Source data Start Marker
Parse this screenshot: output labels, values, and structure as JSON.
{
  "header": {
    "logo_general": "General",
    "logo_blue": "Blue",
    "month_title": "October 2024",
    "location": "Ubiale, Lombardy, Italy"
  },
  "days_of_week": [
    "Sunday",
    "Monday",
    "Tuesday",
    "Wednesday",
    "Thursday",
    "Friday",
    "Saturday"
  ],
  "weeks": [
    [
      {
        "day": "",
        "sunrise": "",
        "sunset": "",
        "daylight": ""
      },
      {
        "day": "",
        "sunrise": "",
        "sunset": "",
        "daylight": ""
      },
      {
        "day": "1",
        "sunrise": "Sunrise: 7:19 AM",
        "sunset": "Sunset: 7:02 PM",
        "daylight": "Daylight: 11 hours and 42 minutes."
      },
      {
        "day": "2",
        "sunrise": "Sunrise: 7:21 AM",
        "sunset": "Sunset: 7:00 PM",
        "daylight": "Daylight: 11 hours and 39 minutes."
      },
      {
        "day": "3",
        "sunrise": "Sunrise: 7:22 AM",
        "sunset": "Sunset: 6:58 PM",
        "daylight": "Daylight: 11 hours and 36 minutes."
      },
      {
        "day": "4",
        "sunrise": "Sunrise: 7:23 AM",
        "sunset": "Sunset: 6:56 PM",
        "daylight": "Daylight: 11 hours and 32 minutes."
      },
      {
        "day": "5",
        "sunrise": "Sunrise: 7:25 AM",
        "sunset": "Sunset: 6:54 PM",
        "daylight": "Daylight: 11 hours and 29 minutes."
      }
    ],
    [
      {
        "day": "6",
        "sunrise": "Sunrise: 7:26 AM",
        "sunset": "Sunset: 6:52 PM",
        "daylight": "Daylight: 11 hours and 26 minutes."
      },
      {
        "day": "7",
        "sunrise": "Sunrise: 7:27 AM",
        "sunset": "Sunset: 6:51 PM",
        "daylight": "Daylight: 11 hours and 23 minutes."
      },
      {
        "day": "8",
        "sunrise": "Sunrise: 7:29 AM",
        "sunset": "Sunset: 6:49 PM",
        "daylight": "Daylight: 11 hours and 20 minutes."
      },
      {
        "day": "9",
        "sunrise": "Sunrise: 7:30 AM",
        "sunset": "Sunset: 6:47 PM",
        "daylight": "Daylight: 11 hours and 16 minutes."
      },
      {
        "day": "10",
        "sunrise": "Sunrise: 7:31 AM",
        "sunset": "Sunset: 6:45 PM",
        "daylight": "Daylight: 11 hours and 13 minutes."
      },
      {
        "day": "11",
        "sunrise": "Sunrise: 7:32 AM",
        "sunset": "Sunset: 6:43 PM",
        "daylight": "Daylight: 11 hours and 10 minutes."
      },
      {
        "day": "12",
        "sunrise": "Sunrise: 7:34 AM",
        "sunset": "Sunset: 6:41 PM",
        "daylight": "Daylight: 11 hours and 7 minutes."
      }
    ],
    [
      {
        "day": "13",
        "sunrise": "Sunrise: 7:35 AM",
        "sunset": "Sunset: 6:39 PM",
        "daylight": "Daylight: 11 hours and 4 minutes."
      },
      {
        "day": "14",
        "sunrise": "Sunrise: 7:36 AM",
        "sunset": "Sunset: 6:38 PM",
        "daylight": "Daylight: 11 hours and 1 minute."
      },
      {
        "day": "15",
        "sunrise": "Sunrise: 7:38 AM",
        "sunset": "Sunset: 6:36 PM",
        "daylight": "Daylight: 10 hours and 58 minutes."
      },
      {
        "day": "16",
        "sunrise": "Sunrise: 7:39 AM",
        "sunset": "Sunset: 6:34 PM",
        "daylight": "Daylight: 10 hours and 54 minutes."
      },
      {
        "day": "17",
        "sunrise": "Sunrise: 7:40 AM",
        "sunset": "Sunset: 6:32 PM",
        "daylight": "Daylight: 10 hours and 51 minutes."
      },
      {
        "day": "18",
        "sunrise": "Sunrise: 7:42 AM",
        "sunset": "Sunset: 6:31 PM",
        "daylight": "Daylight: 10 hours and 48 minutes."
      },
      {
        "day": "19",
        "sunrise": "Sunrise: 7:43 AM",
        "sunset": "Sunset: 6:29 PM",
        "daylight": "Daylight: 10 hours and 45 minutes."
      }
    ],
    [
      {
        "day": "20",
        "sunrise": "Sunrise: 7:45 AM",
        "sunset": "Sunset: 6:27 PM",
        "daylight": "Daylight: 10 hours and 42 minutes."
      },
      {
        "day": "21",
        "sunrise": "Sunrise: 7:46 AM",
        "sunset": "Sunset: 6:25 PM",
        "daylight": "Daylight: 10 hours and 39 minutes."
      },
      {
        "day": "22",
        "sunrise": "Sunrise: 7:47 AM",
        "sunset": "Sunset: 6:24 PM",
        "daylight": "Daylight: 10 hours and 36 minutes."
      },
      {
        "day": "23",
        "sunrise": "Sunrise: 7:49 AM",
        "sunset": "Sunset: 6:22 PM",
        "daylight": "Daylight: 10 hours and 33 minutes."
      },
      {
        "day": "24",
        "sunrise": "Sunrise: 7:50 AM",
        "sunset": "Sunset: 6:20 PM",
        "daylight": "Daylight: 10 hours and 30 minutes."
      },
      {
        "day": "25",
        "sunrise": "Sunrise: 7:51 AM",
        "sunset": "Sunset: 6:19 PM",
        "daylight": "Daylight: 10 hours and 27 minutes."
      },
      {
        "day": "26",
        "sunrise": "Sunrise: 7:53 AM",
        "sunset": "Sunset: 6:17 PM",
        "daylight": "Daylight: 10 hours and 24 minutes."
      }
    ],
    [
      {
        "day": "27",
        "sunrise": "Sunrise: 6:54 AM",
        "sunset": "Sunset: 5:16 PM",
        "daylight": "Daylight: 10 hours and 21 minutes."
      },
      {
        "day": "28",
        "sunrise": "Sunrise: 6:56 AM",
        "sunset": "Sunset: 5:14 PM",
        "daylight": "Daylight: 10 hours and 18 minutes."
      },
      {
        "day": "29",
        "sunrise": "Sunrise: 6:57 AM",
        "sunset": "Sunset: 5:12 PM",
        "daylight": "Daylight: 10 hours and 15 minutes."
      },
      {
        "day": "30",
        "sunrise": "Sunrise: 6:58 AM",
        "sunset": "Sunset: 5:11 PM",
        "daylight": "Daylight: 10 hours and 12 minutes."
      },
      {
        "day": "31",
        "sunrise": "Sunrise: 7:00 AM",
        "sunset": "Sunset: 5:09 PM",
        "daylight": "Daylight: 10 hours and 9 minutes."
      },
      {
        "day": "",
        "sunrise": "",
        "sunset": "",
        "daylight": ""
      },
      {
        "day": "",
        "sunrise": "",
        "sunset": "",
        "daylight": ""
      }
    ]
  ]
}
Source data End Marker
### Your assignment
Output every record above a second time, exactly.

### Result for this task
Parse this screenshot: output labels, values, and structure as JSON.
{
  "header": {
    "logo_general": "General",
    "logo_blue": "Blue",
    "month_title": "October 2024",
    "location": "Ubiale, Lombardy, Italy"
  },
  "days_of_week": [
    "Sunday",
    "Monday",
    "Tuesday",
    "Wednesday",
    "Thursday",
    "Friday",
    "Saturday"
  ],
  "weeks": [
    [
      {
        "day": "",
        "sunrise": "",
        "sunset": "",
        "daylight": ""
      },
      {
        "day": "",
        "sunrise": "",
        "sunset": "",
        "daylight": ""
      },
      {
        "day": "1",
        "sunrise": "Sunrise: 7:19 AM",
        "sunset": "Sunset: 7:02 PM",
        "daylight": "Daylight: 11 hours and 42 minutes."
      },
      {
        "day": "2",
        "sunrise": "Sunrise: 7:21 AM",
        "sunset": "Sunset: 7:00 PM",
        "daylight": "Daylight: 11 hours and 39 minutes."
      },
      {
        "day": "3",
        "sunrise": "Sunrise: 7:22 AM",
        "sunset": "Sunset: 6:58 PM",
        "daylight": "Daylight: 11 hours and 36 minutes."
      },
      {
        "day": "4",
        "sunrise": "Sunrise: 7:23 AM",
        "sunset": "Sunset: 6:56 PM",
        "daylight": "Daylight: 11 hours and 32 minutes."
      },
      {
        "day": "5",
        "sunrise": "Sunrise: 7:25 AM",
        "sunset": "Sunset: 6:54 PM",
        "daylight": "Daylight: 11 hours and 29 minutes."
      }
    ],
    [
      {
        "day": "6",
        "sunrise": "Sunrise: 7:26 AM",
        "sunset": "Sunset: 6:52 PM",
        "daylight": "Daylight: 11 hours and 26 minutes."
      },
      {
        "day": "7",
        "sunrise": "Sunrise: 7:27 AM",
        "sunset": "Sunset: 6:51 PM",
        "daylight": "Daylight: 11 hours and 23 minutes."
      },
      {
        "day": "8",
        "sunrise": "Sunrise: 7:29 AM",
        "sunset": "Sunset: 6:49 PM",
        "daylight": "Daylight: 11 hours and 20 minutes."
      },
      {
        "day": "9",
        "sunrise": "Sunrise: 7:30 AM",
        "sunset": "Sunset: 6:47 PM",
        "daylight": "Daylight: 11 hours and 16 minutes."
      },
      {
        "day": "10",
        "sunrise": "Sunrise: 7:31 AM",
        "sunset": "Sunset: 6:45 PM",
        "daylight": "Daylight: 11 hours and 13 minutes."
      },
      {
        "day": "11",
        "sunrise": "Sunrise: 7:32 AM",
        "sunset": "Sunset: 6:43 PM",
        "daylight": "Daylight: 11 hours and 10 minutes."
      },
      {
        "day": "12",
        "sunrise": "Sunrise: 7:34 AM",
        "sunset": "Sunset: 6:41 PM",
        "daylight": "Daylight: 11 hours and 7 minutes."
      }
    ],
    [
      {
        "day": "13",
        "sunrise": "Sunrise: 7:35 AM",
        "sunset": "Sunset: 6:39 PM",
        "daylight": "Daylight: 11 hours and 4 minutes."
      },
      {
        "day": "14",
        "sunrise": "Sunrise: 7:36 AM",
        "sunset": "Sunset: 6:38 PM",
        "daylight": "Daylight: 11 hours and 1 minute."
      },
      {
        "day": "15",
        "sunrise": "Sunrise: 7:38 AM",
        "sunset": "Sunset: 6:36 PM",
        "daylight": "Daylight: 10 hours and 58 minutes."
      },
      {
        "day": "16",
        "sunrise": "Sunrise: 7:39 AM",
        "sunset": "Sunset: 6:34 PM",
        "daylight": "Daylight: 10 hours and 54 minutes."
      },
      {
        "day": "17",
        "sunrise": "Sunrise: 7:40 AM",
        "sunset": "Sunset: 6:32 PM",
        "daylight": "Daylight: 10 hours and 51 minutes."
      },
      {
        "day": "18",
        "sunrise": "Sunrise: 7:42 AM",
        "sunset": "Sunset: 6:31 PM",
        "daylight": "Daylight: 10 hours and 48 minutes."
      },
      {
        "day": "19",
        "sunrise": "Sunrise: 7:43 AM",
        "sunset": "Sunset: 6:29 PM",
        "daylight": "Daylight: 10 hours and 45 minutes."
      }
    ],
    [
      {
        "day": "20",
        "sunrise": "Sunrise: 7:45 AM",
        "sunset": "Sunset: 6:27 PM",
        "daylight": "Daylight: 10 hours and 42 minutes."
      },
      {
        "day": "21",
        "sunrise": "Sunrise: 7:46 AM",
        "sunset": "Sunset: 6:25 PM",
        "daylight": "Daylight: 10 hours and 39 minutes."
      },
      {
        "day": "22",
        "sunrise": "Sunrise: 7:47 AM",
        "sunset": "Sunset: 6:24 PM",
        "daylight": "Daylight: 10 hours and 36 minutes."
      },
      {
        "day": "23",
        "sunrise": "Sunrise: 7:49 AM",
        "sunset": "Sunset: 6:22 PM",
        "daylight": "Daylight: 10 hours and 33 minutes."
      },
      {
        "day": "24",
        "sunrise": "Sunrise: 7:50 AM",
        "sunset": "Sunset: 6:20 PM",
        "daylight": "Daylight: 10 hours and 30 minutes."
      },
      {
        "day": "25",
        "sunrise": "Sunrise: 7:51 AM",
        "sunset": "Sunset: 6:19 PM",
        "daylight": "Daylight: 10 hours and 27 minutes."
      },
      {
        "day": "26",
        "sunrise": "Sunrise: 7:53 AM",
        "sunset": "Sunset: 6:17 PM",
        "daylight": "Daylight: 10 hours and 24 minutes."
      }
    ],
    [
      {
        "day": "27",
        "sunrise": "Sunrise: 6:54 AM",
        "sunset": "Sunset: 5:16 PM",
        "daylight": "Daylight: 10 hours and 21 minutes."
      },
      {
        "day": "28",
        "sunrise": "Sunrise: 6:56 AM",
        "sunset": "Sunset: 5:14 PM",
        "daylight": "Daylight: 10 hours and 18 minutes."
      },
      {
        "day": "29",
        "sunrise": "Sunrise: 6:57 AM",
        "sunset": "Sunset: 5:12 PM",
        "daylight": "Daylight: 10 hours and 15 minutes."
      },
      {
        "day": "30",
        "sunrise": "Sunrise: 6:58 AM",
        "sunset": "Sunset: 5:11 PM",
        "daylight": "Daylight: 10 hours and 12 minutes."
      },
      {
        "day": "31",
        "sunrise": "Sunrise: 7:00 AM",
        "sunset": "Sunset: 5:09 PM",
        "daylight": "Daylight: 10 hours and 9 minutes."
      },
      {
        "day": "",
        "sunrise": "",
        "sunset": "",
        "daylight": ""
      },
      {
        "day": "",
        "sunrise": "",
        "sunset": "",
        "daylight": ""
      }
    ]
  ]
}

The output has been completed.